As was the case during Ahmadinejad’s presidency, the political appointees of a future Raisi administration would also come from the most conservative sections of Iranian society, and specifically from the IRGC and the Oppressed Basij Organisation, a paramilitary group that works for the IRGC.
The IRGC and the Basij are not only the home for the most fervent supporters of the Islamic Revolution and its ideals, but they also serve as the largest and most influential support base for the Supreme Leader.
If Khamenei succeeds in guaranteeing the formation of a new administration that would fill most politically relevant posts in the country with hardliner members of the IRGC and the Basij, the ever closing gap between the Iranian government and the Iranian “deep state” controlled by the Supreme Leader will finally disappear. Such an administration, in the eyes of Khamenei, would represent a truly “Islamic government” and be more successful in implementing policies that would further the goals of the revolution.
According to Khamenei, once established, an Islamic government would work to complete the Islamisation of Iranian society – the fourth step in the Supreme Leader’s long term plan.
Since the revolution in 1979, Iranian society has experienced two waves of Islamisation – the first in 1980 triggered by the closure of universities and the second, in 2005, triggered by Ahmedinejad’s election as president. If an “Islamic government” loyal to the Supreme Leader is formed as expected on June 18, Iran will undoubtedly see a third wave of Islamisation.
As seen during the first two waves, the third wave of Islamisation in Iran will likely have three primary manifestations: Further embedment of Islamic culture and values in daily and political life, a more forceful fight against Western influences on Iranian society, and an increase in the Supreme Leader’s influence and control over all social and political groups in the country.

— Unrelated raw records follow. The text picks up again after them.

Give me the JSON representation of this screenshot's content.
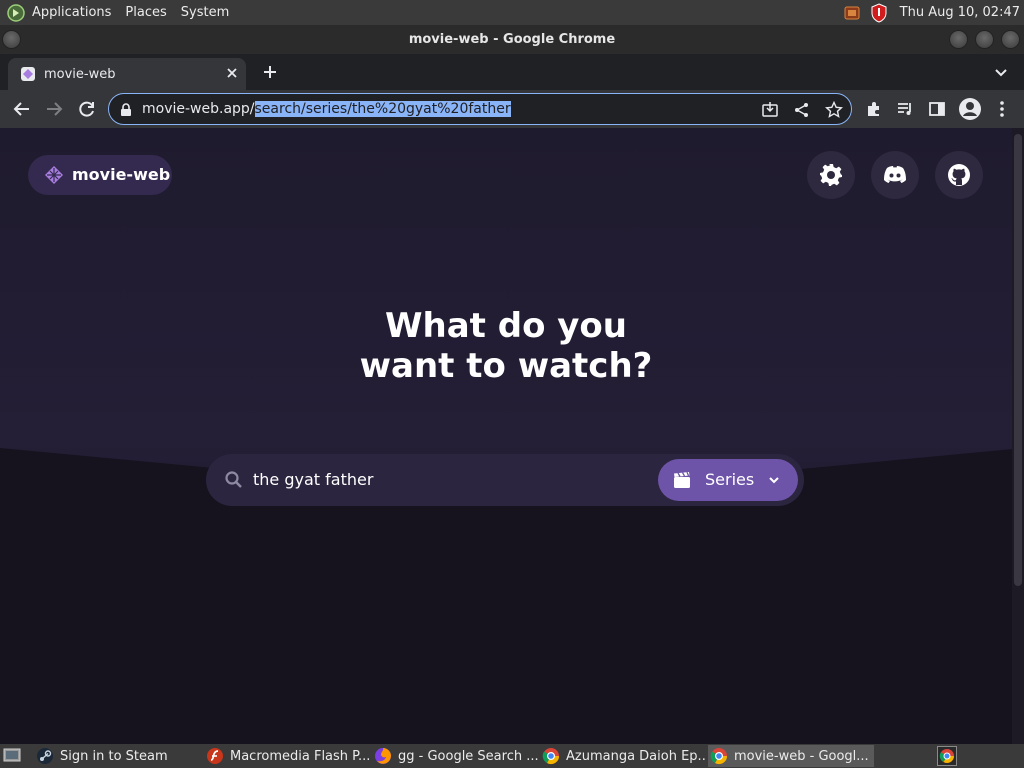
{
  "system_panel": {
    "menus": [
      "Applications",
      "Places",
      "System"
    ],
    "clock": "Thu Aug 10, 02:47"
  },
  "window": {
    "title": "movie-web - Google Chrome"
  },
  "browser": {
    "tab": {
      "title": "movie-web"
    },
    "url_host": "movie-web.app/",
    "url_path_selected": "search/series/the%20gyat%20father"
  },
  "page": {
    "brand": "movie-web",
    "headline_line1": "What do you",
    "headline_line2": "want to watch?",
    "search": {
      "query": "the gyat father"
    },
    "type_select": {
      "value": "Series"
    }
  },
  "taskbar": {
    "tasks": [
      {
        "label": "Sign in to Steam",
        "icon": "steam-icon"
      },
      {
        "label": "Macromedia Flash P...",
        "icon": "flash-icon"
      },
      {
        "label": "gg - Google Search ...",
        "icon": "firefox-icon"
      },
      {
        "label": "Azumanga Daioh Ep...",
        "icon": "chrome-icon"
      },
      {
        "label": "movie-web - Googl...",
        "icon": "chrome-icon"
      }
    ]
  },
  "colors": {
    "accent": "#6d54a8",
    "page_bg": "#1f1b2e",
    "url_selection": "#8ab4f8"
  }
}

To achieve this, the new administration will have to use force, as today large segments of the Iranian population do not share the ideals and ambitions of the ruling regime. The new administration will repress those in Iran who try to resist regime-imposed restrictions on their lives and increase pressure over the youth and women – the main two groups that increasingly challenge the regime’s authority.
In terms of foreign policy, a new “Islamic government” will work to achieve all of the Islamic Republic’s long term goals, such as increasing Iran’s influence over the region and exporting the Islamic revolution to other countries by supporting militant groups.

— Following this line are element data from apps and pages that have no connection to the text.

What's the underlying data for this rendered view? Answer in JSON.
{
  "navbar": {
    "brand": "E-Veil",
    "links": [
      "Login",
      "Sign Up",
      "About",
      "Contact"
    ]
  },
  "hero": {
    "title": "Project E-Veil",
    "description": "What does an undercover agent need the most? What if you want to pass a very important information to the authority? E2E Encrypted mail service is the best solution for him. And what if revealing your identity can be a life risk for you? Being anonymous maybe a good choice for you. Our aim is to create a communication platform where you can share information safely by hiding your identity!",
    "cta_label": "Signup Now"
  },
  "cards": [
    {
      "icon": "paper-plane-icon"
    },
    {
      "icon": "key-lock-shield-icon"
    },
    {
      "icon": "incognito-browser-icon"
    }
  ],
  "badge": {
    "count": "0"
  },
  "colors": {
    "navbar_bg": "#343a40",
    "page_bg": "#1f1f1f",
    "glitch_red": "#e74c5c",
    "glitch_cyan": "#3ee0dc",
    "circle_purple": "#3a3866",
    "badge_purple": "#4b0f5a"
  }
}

If the new government ends up including many members of the IRGC and the Basij as expected, the cooperation between the Iranian Foreign Ministry and the IRGC will also strengthen, allowing the country to pursue its foreign policy agenda more efficiently.
Anti-Americanism will also be a defining characteristic of any future “Islamic government” supported by Khamenei.

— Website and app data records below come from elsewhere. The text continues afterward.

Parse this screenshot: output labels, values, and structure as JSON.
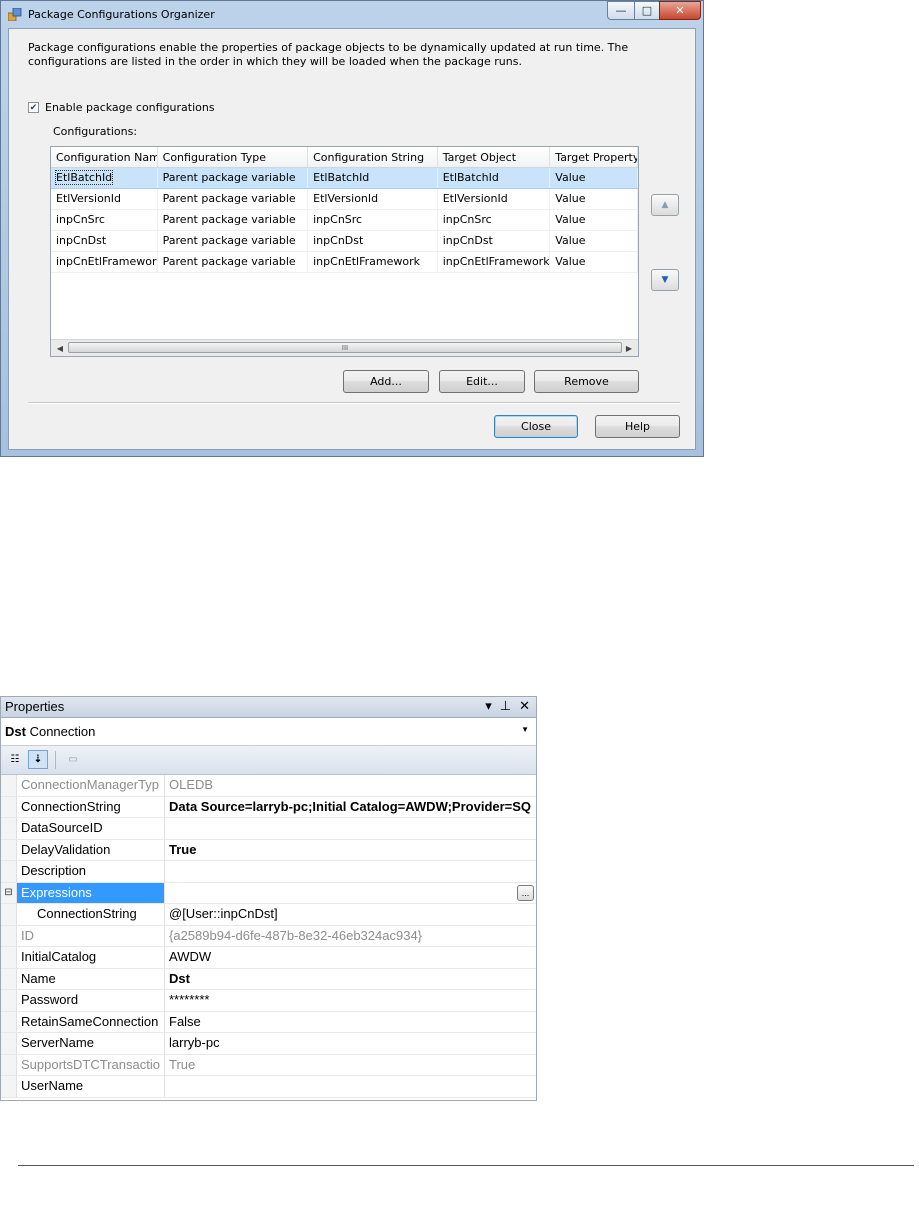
{
  "dialog": {
    "title": "Package Configurations Organizer",
    "description": "Package configurations enable the properties of package objects to be dynamically updated at run time. The configurations are listed in the order in which they will be loaded when the package runs.",
    "enable_label": "Enable package configurations",
    "enable_checked": true,
    "configurations_label": "Configurations:",
    "columns": [
      "Configuration Name",
      "Configuration Type",
      "Configuration String",
      "Target Object",
      "Target Property"
    ],
    "rows": [
      [
        "EtlBatchId",
        "Parent package variable",
        "EtlBatchId",
        "EtlBatchId",
        "Value"
      ],
      [
        "EtlVersionId",
        "Parent package variable",
        "EtlVersionId",
        "EtlVersionId",
        "Value"
      ],
      [
        "inpCnSrc",
        "Parent package variable",
        "inpCnSrc",
        "inpCnSrc",
        "Value"
      ],
      [
        "inpCnDst",
        "Parent package variable",
        "inpCnDst",
        "inpCnDst",
        "Value"
      ],
      [
        "inpCnEtlFramework",
        "Parent package variable",
        "inpCnEtlFramework",
        "inpCnEtlFramework",
        "Value"
      ]
    ],
    "selected_row": 0,
    "scroll_grip": "III",
    "buttons": {
      "add": "Add...",
      "edit": "Edit...",
      "remove": "Remove",
      "close": "Close",
      "help": "Help"
    },
    "window_controls": {
      "minimize": "—",
      "maximize": "□",
      "close": "✕"
    }
  },
  "properties": {
    "title": "Properties",
    "object_name": "Dst",
    "object_type": "Connection",
    "rows": [
      {
        "name": "ConnectionManagerTyp",
        "value": "OLEDB",
        "style": "readonly"
      },
      {
        "name": "ConnectionString",
        "value": "Data Source=larryb-pc;Initial Catalog=AWDW;Provider=SQ",
        "style": "bold"
      },
      {
        "name": "DataSourceID",
        "value": "",
        "style": "normal"
      },
      {
        "name": "DelayValidation",
        "value": "True",
        "style": "bold"
      },
      {
        "name": "Description",
        "value": "",
        "style": "normal"
      },
      {
        "name": "Expressions",
        "value": "",
        "style": "selected",
        "expander": "⊟",
        "ellipsis": "..."
      },
      {
        "name": "ConnectionString",
        "value": "@[User::inpCnDst]",
        "style": "sub"
      },
      {
        "name": "ID",
        "value": "{a2589b94-d6fe-487b-8e32-46eb324ac934}",
        "style": "readonly"
      },
      {
        "name": "InitialCatalog",
        "value": "AWDW",
        "style": "normal"
      },
      {
        "name": "Name",
        "value": "Dst",
        "style": "bold"
      },
      {
        "name": "Password",
        "value": "********",
        "style": "normal"
      },
      {
        "name": "RetainSameConnection",
        "value": "False",
        "style": "normal"
      },
      {
        "name": "ServerName",
        "value": "larryb-pc",
        "style": "normal"
      },
      {
        "name": "SupportsDTCTransactio",
        "value": "True",
        "style": "readonly"
      },
      {
        "name": "UserName",
        "value": "",
        "style": "normal"
      }
    ]
  },
  "colors": {
    "selection_row": "#c9e3fa",
    "selected_property": "#3399ff",
    "readonly_text": "#8d8d8d"
  }
}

Anti-Americanism is at the core of the Iranian regime and the Supreme Leader’s identity. So any new government supported by the Supreme Leader would likely continue to antagonise the US and its allies while moving closer to Russia and China. Forming better relationships with African and South American countries would also be a priority for the new administration for political and economic reasons.
Ayatollah Khamenei, who is 82 years old, wants his regime and ideals to outlive him. He wants not only the spirit of the 1979 revolution to live on, but also Iran to eventually become an Islamic powerhouse and a leader of the Muslim world. Only time will tell if the Supreme Leader will succeed in overseeing the formation of an ideal Islamic government that is crucial to the success of his long-term political agenda. But for now, it seems Khamenei is well positioned to move to the next stage of his revolutionary plan.
The views expressed in this article are the author’s own and do not necessarily reflect Al Jazeera’s editorial stance.